By perceiving one’s mental and physical reality through making, multifaceted aspects of an idea become unified and understood. I make work that is reflective of personal experience while investigating ecology and natural processes.

Working with repetitive manual processes allows for meditation on an idea. My process begins by exploring physical and natural elements of the environment. Eventually the investigation of the external world becomes allegorical to the internal. This transition shifts from objective observation, to empathetic observation, to introspection. Working this way allows for both real and intuitive connections to be made.
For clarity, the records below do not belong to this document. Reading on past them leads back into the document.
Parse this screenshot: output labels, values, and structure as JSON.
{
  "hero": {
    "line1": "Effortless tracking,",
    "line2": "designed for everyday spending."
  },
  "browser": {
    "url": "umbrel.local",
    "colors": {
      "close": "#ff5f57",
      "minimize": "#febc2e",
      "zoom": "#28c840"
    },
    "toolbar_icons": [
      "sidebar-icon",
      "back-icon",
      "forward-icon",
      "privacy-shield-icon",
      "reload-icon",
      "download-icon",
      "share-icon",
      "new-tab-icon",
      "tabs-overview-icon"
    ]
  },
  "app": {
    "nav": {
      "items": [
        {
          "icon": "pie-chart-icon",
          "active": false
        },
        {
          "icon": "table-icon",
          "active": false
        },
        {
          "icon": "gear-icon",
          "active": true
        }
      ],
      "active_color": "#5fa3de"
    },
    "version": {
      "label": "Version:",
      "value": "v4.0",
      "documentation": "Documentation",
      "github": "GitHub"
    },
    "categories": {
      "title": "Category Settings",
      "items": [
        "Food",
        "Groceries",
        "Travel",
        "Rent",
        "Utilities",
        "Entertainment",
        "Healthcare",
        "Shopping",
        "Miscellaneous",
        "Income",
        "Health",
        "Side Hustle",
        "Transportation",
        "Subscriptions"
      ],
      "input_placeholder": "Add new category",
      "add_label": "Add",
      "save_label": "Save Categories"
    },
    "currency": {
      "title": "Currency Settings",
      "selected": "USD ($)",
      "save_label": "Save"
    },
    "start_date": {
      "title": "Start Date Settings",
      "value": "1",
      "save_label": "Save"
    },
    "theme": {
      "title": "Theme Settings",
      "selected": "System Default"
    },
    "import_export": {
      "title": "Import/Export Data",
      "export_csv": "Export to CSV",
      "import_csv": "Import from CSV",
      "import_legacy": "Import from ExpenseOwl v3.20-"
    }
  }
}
The identity of the subject is created through: context, process, and materiality. Often these elements create narratives that are intentionally conflicting. The justification of these elements coexisting within a subject is where multiplicity of identity is derived. A prominent example of this in my work is using fabrication processes to create naturalistic forms. The search for different materials and building processes as narrative tools has led me to work with a variety materials from: ice, dirt, miniatures, steel, bronze, wood, acrylic, and found materials. The proximity and relationship between these elements helps create their context.